I think that as African-Americans have achieved greater entr?e into mainstream American economics, education and corporate America, they have gradually become more knowledgeable about personal finance and wealth building. Parallel with this has been the rise in discretionary income and the ability and willingness to invest in riskier investments. As African-Americans have become more familiar with mainstream economics, they have behaved very similarly to their white American counterparts.

When it comes to long term care insurance, many of my African-American clients are more likely to see its value because many of them have seen relatives and friends become debilitated by diseases like diabetes, high blood pressure and stroke, and they have an appreciation of what it costs to take care of an ailing family member.

I also have found that African-Americans feel more comfortable working with African-American financial services professionals. I know of instances where white American sales professionals were able to get their African-American clients to spend much more money than they were originally planning to spend because the client did not want to appear stupid, poor or unsophisticated. Often in those instances, the policies lapsed because they were more than the client could afford. But when they deal with African-American sales professionals, they feel they will not be judged negatively if they say no.

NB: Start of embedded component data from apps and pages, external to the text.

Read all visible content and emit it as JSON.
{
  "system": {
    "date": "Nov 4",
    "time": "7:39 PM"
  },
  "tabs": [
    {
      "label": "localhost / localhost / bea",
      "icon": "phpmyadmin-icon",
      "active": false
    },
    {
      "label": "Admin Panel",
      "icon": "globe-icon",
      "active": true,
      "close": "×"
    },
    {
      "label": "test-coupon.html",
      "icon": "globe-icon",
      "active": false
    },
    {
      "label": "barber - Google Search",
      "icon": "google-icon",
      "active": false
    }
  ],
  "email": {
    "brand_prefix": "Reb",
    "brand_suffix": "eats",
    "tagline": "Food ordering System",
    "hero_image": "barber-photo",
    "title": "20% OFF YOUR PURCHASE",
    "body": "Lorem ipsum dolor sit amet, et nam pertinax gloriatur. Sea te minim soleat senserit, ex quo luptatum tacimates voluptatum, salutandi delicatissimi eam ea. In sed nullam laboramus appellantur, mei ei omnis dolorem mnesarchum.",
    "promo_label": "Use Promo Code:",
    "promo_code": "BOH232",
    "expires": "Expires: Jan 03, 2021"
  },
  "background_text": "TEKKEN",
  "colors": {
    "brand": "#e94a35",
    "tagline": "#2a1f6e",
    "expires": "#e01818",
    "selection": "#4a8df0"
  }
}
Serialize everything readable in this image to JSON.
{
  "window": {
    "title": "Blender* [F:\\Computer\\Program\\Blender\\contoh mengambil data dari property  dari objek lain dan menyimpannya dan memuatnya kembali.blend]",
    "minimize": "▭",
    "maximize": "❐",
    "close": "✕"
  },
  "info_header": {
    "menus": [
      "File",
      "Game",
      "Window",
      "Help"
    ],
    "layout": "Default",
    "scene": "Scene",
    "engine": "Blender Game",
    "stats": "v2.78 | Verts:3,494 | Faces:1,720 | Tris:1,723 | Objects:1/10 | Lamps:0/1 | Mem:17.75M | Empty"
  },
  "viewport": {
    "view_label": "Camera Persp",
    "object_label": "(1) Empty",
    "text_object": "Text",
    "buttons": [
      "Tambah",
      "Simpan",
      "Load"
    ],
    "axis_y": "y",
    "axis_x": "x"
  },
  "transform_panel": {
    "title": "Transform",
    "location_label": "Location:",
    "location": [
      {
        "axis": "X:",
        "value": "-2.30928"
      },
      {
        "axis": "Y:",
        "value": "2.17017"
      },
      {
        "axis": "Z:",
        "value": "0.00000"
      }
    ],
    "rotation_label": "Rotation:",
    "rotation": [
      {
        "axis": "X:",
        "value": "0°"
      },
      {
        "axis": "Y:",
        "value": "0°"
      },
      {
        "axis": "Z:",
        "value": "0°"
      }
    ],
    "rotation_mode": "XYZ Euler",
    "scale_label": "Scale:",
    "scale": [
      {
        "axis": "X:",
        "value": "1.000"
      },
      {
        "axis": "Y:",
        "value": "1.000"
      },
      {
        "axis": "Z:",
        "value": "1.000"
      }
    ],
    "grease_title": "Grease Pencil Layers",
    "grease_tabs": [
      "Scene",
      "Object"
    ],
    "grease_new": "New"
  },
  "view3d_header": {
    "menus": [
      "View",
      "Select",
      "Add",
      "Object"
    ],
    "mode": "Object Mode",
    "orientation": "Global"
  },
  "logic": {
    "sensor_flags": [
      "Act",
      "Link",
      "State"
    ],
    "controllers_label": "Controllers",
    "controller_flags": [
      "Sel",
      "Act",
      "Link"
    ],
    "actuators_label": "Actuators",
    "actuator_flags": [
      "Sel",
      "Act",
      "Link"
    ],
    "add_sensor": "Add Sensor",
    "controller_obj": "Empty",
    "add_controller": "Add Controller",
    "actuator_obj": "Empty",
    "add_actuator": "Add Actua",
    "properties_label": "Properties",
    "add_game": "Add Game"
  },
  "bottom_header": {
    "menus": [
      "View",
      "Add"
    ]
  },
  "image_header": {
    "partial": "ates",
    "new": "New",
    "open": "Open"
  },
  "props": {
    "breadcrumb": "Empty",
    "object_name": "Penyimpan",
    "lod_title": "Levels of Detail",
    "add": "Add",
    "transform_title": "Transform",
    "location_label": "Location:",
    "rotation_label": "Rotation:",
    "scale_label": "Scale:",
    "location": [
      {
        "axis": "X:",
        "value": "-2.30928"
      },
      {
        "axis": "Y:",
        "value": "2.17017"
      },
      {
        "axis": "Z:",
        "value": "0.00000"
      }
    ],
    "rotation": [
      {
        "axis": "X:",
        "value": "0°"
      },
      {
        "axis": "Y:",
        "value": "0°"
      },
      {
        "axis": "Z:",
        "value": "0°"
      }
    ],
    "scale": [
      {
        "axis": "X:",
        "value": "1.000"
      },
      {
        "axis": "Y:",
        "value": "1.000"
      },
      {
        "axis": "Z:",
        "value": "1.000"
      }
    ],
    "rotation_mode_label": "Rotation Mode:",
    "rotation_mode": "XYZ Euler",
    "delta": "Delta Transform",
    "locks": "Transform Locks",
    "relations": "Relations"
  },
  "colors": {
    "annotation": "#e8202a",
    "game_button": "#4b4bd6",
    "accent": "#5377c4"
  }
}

As an African-American man selling to African-American clients, if I want them to buy something that my analysis shows they need but are reluctant about, I will sell them what they think they needthat is as long as it is suitable to their financial situation. Then, as we build our relationship, I am able to get them to the point eventually where they are willing to buy what they really need to help meet their financial goals.

With many African-American clients, I have found it is very important to spend more time discussing and prioritizing the various optionsincome replacement to maintain their standard of living, saving for college costs for their children, mortgage protection and the need for retirement planning.

For example, in a 20-year relationship with one of my clients, we prioritized the familys financial needs and started out with a small policy that would replace the clients then-current salary if he died young. Later we attended to his mortgage protection needs. Later we addressed his retirement needs. Tragically, this client died of brain cancer at the age of 44. His widow was very grateful that I had taken the time to build a relationship with them that continually addressed more and more of the familys financial needs. Because I did, she is in a position to continue to offer their children the lifestyle and standard of living to which they were accustomed.

Communication also is an area that has to be managed correctly. Many times a client may be unresponsive to you simply because he doesnt understand the language of finance and may not be willing to say so because he is afraid you will think less of him. This, of course, is true of any client regardless of their racial or cultural background and even their economic status.

I challenge my clients to think about not just their future but the futures of their childrens children. I get them to dialogue with me, to share their dreams and expectations with me, and tell me the things they worry about.

is an agent with Prudential Insurance Company of America and a registered representative with Pruco Securities, LLC. Hicks is based in Atlanta.


Reproduced from National Underwriter Edition, May 7, 2004. Copyright 2004 by The National Underwriter Company in the serial publication. All rights reserved.Copyright in this article as an independent work may be held by the author.